━━ Information supplied ━━
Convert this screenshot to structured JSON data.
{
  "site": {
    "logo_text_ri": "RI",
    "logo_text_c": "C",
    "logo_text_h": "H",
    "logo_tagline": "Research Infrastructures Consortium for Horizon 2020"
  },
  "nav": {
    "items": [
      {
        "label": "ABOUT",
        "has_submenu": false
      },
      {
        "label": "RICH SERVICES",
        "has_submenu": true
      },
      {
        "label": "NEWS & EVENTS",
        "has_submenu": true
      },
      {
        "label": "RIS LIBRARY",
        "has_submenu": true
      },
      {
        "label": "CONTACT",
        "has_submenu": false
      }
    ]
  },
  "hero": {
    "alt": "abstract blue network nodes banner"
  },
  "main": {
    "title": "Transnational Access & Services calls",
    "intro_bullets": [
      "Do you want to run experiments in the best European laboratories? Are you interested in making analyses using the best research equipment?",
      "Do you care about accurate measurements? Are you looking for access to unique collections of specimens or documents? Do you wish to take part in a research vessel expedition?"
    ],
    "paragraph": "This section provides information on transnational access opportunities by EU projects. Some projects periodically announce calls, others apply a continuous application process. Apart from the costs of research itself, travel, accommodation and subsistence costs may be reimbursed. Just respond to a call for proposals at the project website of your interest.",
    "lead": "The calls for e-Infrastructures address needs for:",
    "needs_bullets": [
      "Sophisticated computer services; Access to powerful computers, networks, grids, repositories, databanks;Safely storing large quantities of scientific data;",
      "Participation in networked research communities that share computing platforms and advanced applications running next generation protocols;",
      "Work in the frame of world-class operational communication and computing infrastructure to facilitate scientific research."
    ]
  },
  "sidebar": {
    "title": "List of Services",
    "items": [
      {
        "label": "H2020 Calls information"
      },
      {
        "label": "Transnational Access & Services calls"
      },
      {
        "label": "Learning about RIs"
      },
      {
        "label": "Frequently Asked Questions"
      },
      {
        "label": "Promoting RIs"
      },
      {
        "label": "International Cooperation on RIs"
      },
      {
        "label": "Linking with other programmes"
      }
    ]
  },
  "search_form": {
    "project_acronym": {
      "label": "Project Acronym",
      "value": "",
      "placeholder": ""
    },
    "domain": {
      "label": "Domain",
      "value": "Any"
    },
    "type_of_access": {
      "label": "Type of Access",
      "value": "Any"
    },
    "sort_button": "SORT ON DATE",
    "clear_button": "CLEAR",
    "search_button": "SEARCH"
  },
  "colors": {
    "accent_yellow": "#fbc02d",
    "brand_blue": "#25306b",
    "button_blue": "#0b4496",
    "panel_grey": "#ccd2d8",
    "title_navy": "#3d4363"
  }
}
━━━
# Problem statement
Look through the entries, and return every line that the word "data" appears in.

# Solution below
Convert this screenshot to structured JSON data.
      "Sophisticated computer services; Access to powerful computers, networks, grids, repositories, databanks;Safely storing large quantities of scientific data;",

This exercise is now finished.